Tag Archives: NZETC

The Cyclopedia of New Zealand ~ Follow Friday

A great resource from the New Zealand Electronic Text Centre – a searchable full-text edition of all six volumes of The Cyclopedia of New Zealand.

The Cyclopedia of New Zealand was published in six volumes between 1897 and 1908 by the Cyclopedia Company Ltd. Each volume deals with a region of New Zealand and includes information on local towns and districts, government departments, individuals, businesses, clubs and societies. Biographical entries frequently include the subject’s date and place of birth, the name of the ship by which immigrants arrived, spouse’s name, and the number and gender of children born to a couple. (NZETC website)

Members of the public paid to have an entry in the publication, so there is a bias towards those who could afford to do so. Few women, Māori or non-Europeans are included in the biographical section. However, it does give a wonderful snapshot of the towns and settlements in late 19th and early 20th century New Zealand, with the added bonus of maybe a snippet or two on your early settler ancestors.

Here is the entry for my great great grandfather, Michael Gaff(a)ney:

Gaffney, Michael, Farmer, “Belper Farm,” Arowhenua. Mr. Gaffney was born in 1836 at Belper, Derbyshire, England, and emigrated to New Zealand in 1858 by the ship “Cresswell,” landing in Lyttelton. He went to Timaru and was employed by Messrs. Rhodes Bros, for many years, principally at bush work and fencing. He was the first to take a waggon team to the Mackenzie country, and was engaged in the carrying business for some years. In 1861, he was the first who took up land on the Levels estate. The farm on which he resides comprises 548 acres, and he has another property of 252 acres at Washdyke, and a considerable amount of township property. In addition to wheat-growing, he fattens sheep for freezing, and disposes of a considerable number annually. Mr. Gaffney has been a member of the South Canterbury Hunt Club for many years and takes a general interest in sport. He was married in Christchurch to Miss Maggie Brosnahan, and has twelve children.1

Some of the biographical entries also included photos – perhaps you had to pay more for that?

This is just a little from the section on Temuka:

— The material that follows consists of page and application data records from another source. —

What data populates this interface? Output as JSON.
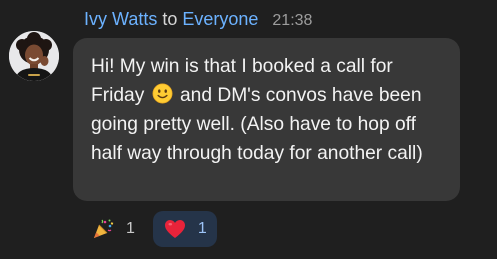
{
  "message": {
    "sender": "Ivy Watts",
    "to_word": "to",
    "recipient": "Everyone",
    "time": "21:38",
    "text_before_emoji": "Hi! My win is that I booked a call for Friday",
    "inline_emoji": "slightly-smiling-face-icon",
    "text_after_emoji": "and DM's convos have been going pretty well. (Also have to hop off half way through today for another call)"
  },
  "reactions": [
    {
      "emoji": "party-popper-icon",
      "count": "1",
      "selected": false
    },
    {
      "emoji": "red-heart-icon",
      "count": "1",
      "selected": true
    }
  ],
  "colors": {
    "background": "#1f1f1f",
    "bubble": "#383838",
    "name_accent": "#6cb2ff",
    "selected_reaction_bg": "#253449"
  }
}
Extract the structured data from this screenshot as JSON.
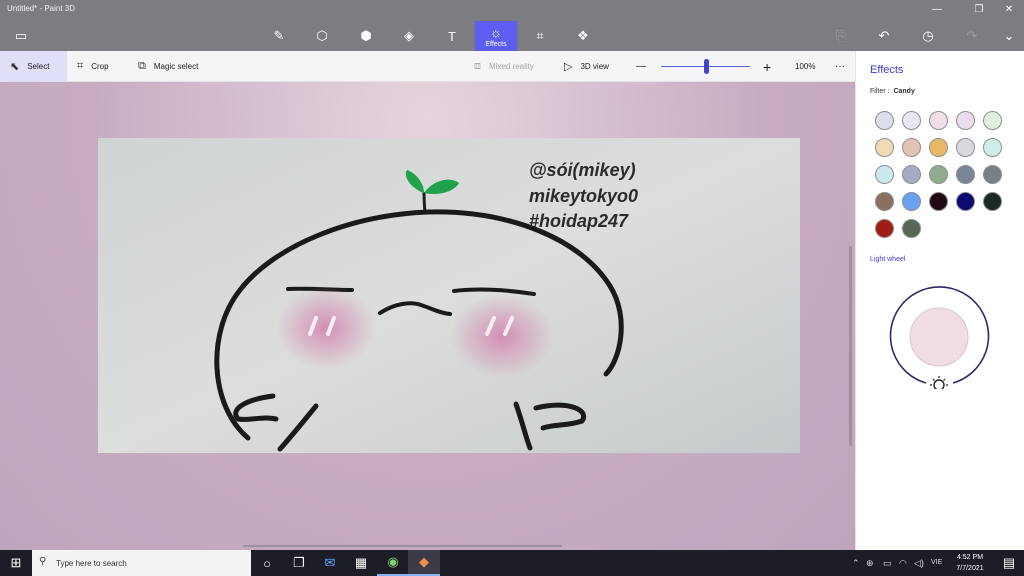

Temuka is on the main south line of railway, eighty-nine miles from Christchurch, and eleven miles to the north of Timaru. The surrounding district is rich agricultural country; towards the sea the land is particularly fertile, and was originally a wild swamp, but it now yields crops which average sixty bushels of wheat and from seventy to eighty bushels of oats to the acre. With a few exceptions, the holdings are comparatively large, and the whole district is dotted with fine plantations, which afford shelter to the stock and homesteads and lend a sylvan grace to the landscape. The district is well watered, as the Opihi and Temuka rivers are about half a mile from the town, the Orari three miles, and the Rangitata about ten. These rivers are known to all anglers as being stocked with trout, which, in respect to size and delicacy, equal the best in New Zealand. Temuka is, therefore, in high favour with anglers, some of whom come from Australia, and even England, every fishing season. In itself Temuka is a pleasant country town, with broad clean streets, and fresh water running in the side channels. It is well supplied with schools, churches, hotels, and livery stables. Many of the buildings are in brick, and the shops are supplied with articles equal to those to be seen in the larger centres of population. There are two doctors, two chemists, and one dentist in the town, which has a well kept park and domain, with a bicycle track, and tennis, cricket and football grounds. The post and telegraph office and the courthouse are built in brick. A large amount of business is transacted at the local railway station and the goods sheds. At the census taken on the 31st of March, 1901, Temuka had a population of 1,465; 767 males, and 698 females.2

According to the 2006 Census, Temuka now has a population of 4044: 1950 males, and 2091 females.2

Follow Friday is an ongoing series at GeneaBloggers.

  1. “Gaffney, Michael”, The Cyclopedia of New Zealand [Canterbury Provincial District], (The Cyclopedia Company Limited, 1903); digitised publication by New Zealand Electronic Text Centre (http://www.nzetc.org/tm/scholarly/tei-Cyc03Cycl-t1-body1-d6-d101-d2.html).
  2. “[Temuka]“,  The Cyclopedia of New Zealand [Canterbury Provincial District], (The Cyclopedia Company Limited, 1903); digitised publication by New Zealand Electronic Text Centre (http://www.nzetc.org/tm/scholarly/tei-Cyc03Cycl-t1-body1-d6-d97-d1.html)
  3. “QuickStats about Temuka”, 2006 Census Data, Statistics New Zealand, (http://www.stats.govt.nz/Census/2006CensusHomePage.aspx : accessed 10 Feb 2012).

Excerpts from The Cyclopedia of New Zealand shared under the Creative Commons Attribution-Share Alike 3.0 New Zealand Licence.